Entries shown –
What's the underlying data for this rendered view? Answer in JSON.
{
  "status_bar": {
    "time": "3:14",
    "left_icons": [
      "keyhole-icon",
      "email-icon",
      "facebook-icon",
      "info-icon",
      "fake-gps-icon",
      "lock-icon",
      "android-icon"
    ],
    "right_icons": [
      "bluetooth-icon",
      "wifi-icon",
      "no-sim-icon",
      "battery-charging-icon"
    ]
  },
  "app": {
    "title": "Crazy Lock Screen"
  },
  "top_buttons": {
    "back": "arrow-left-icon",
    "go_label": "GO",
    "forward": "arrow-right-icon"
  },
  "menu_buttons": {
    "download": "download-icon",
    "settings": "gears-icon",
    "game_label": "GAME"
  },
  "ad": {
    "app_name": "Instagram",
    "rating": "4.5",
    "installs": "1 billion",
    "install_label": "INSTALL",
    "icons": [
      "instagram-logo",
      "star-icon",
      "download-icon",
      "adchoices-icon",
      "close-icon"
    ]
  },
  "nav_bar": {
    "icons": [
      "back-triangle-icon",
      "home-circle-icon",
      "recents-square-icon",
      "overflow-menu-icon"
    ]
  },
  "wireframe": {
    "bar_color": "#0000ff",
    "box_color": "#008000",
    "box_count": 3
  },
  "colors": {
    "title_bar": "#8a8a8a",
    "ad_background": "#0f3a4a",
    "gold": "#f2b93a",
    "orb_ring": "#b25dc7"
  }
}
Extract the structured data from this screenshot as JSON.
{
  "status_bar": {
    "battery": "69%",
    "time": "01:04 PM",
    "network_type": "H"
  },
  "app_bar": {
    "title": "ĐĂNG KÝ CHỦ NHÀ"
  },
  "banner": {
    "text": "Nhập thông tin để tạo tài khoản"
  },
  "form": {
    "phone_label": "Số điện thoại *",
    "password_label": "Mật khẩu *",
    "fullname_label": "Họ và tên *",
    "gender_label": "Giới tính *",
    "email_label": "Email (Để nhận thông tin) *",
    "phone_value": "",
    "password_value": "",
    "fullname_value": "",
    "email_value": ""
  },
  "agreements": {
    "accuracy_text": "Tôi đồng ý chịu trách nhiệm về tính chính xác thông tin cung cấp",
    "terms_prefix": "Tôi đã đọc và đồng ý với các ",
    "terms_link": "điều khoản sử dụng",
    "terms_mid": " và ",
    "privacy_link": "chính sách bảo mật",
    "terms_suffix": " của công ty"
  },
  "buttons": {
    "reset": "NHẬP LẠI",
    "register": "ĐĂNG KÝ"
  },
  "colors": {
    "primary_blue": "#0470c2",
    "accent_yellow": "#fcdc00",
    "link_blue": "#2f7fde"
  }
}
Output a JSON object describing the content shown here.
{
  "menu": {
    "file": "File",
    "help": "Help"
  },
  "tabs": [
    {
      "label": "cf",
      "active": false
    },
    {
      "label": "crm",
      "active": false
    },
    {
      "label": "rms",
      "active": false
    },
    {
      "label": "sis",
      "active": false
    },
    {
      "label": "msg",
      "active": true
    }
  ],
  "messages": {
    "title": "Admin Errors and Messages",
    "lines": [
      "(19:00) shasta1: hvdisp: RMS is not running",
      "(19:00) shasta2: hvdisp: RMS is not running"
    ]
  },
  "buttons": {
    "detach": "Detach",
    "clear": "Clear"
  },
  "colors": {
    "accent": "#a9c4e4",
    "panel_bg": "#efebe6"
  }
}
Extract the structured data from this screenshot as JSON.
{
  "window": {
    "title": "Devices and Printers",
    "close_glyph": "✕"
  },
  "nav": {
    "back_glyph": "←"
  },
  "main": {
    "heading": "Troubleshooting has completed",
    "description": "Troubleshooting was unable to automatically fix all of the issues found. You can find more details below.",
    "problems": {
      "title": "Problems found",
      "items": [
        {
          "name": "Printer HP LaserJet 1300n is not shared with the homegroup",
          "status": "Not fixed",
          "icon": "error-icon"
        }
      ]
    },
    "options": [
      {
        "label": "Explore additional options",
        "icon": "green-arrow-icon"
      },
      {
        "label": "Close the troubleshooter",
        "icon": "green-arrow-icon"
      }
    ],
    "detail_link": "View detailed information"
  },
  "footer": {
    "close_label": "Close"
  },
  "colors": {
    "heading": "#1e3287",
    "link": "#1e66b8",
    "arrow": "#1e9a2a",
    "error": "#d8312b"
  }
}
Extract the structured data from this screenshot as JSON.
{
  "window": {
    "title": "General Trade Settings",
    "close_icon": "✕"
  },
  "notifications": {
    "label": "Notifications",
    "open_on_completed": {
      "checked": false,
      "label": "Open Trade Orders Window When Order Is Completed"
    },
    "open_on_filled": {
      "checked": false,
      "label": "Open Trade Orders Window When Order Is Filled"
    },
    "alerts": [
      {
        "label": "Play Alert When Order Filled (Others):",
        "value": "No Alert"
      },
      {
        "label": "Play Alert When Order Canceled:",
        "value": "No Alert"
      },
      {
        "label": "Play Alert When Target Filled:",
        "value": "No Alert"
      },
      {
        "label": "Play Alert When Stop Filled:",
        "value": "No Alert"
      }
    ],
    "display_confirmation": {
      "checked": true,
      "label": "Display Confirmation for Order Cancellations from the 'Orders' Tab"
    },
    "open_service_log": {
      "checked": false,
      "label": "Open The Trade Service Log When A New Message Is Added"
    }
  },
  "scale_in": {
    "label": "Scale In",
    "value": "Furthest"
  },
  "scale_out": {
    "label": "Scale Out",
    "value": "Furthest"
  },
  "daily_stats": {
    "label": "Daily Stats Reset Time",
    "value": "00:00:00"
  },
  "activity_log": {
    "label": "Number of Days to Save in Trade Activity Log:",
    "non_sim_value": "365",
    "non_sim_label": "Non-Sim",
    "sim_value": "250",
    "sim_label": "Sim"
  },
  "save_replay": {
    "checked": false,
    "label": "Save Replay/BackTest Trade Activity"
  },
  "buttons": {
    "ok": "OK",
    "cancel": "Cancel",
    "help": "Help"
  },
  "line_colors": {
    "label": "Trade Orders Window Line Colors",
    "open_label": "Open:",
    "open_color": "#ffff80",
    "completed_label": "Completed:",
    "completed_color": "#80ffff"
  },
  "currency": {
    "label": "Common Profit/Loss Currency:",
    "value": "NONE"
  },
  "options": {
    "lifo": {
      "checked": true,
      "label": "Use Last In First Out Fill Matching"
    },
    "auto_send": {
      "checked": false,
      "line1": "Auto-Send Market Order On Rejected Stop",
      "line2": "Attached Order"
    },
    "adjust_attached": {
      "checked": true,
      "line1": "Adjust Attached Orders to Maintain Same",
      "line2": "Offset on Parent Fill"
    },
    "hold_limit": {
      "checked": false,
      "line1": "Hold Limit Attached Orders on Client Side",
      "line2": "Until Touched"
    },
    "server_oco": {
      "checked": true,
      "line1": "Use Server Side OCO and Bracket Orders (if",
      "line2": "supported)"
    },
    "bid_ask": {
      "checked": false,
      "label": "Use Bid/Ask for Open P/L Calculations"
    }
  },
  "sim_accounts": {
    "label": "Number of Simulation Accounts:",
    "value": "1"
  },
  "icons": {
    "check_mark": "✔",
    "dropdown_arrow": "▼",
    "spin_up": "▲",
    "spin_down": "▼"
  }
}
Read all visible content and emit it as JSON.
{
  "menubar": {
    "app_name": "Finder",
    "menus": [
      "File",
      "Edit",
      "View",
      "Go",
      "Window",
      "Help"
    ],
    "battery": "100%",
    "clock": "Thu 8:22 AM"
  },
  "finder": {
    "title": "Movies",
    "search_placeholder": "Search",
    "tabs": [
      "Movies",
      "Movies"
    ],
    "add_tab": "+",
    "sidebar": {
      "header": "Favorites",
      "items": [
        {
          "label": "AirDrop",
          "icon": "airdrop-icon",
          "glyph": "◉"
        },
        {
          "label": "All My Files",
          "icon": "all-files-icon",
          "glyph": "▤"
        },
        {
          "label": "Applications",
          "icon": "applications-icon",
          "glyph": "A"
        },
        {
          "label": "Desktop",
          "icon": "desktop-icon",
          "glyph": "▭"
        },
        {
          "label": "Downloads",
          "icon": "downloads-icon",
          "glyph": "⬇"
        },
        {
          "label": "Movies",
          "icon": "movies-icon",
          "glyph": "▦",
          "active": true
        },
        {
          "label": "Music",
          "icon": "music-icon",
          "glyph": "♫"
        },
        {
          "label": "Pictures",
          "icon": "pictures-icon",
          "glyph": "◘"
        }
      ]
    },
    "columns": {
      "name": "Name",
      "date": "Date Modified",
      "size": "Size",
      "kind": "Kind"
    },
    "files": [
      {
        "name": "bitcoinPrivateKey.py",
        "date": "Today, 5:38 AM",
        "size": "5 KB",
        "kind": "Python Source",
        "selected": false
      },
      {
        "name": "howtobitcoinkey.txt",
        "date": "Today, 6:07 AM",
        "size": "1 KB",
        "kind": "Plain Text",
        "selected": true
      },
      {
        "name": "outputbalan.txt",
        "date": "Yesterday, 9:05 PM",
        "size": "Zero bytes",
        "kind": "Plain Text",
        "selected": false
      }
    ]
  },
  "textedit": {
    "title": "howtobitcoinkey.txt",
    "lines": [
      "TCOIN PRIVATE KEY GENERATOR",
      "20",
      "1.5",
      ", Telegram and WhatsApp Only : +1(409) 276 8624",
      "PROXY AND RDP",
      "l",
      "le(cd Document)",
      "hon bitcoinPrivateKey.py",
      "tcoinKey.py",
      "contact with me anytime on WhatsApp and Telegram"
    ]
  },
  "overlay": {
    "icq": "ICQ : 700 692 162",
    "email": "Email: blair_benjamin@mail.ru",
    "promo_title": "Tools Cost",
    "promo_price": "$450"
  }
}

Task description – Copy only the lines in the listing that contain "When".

Answer to the problem –
      "label": "Open Trade Orders Window When Order Is Completed"
      "label": "Open Trade Orders Window When Order Is Filled"
        "label": "Play Alert When Order Filled (Others):",
        "label": "Play Alert When Order Canceled:",
        "label": "Play Alert When Target Filled:",
        "label": "Play Alert When Stop Filled:",
      "label": "Open The Trade Service Log When A New Message Is Added"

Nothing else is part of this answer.